Data section start

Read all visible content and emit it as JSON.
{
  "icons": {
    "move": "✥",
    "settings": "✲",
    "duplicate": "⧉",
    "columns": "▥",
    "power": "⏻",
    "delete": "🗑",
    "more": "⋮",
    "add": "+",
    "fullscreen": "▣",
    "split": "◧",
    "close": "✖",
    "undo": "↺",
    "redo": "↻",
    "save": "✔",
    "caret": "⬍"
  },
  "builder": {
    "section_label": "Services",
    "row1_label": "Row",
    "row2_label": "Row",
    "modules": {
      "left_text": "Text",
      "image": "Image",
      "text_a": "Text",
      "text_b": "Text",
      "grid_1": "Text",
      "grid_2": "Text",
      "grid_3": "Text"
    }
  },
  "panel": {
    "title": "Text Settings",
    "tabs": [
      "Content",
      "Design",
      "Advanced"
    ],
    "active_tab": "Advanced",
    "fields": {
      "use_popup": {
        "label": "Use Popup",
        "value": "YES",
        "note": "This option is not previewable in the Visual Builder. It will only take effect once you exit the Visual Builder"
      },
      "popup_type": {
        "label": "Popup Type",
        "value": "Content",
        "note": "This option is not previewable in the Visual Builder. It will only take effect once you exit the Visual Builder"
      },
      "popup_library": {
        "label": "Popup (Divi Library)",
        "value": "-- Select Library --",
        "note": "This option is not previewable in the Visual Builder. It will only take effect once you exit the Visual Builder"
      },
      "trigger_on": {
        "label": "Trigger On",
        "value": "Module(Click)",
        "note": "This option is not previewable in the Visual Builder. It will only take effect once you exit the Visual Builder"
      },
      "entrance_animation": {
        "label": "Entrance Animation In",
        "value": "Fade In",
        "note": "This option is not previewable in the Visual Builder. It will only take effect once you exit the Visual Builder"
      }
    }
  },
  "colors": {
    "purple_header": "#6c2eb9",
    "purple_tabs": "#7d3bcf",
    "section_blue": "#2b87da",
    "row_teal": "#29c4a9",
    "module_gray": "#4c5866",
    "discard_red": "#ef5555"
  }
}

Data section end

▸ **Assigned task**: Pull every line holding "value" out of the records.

▸ **Exercise solution**:
        "value": "YES",
        "value": "Content",
        "value": "-- Select Library --",
        "value": "Module(Click)",
        "value": "Fade In",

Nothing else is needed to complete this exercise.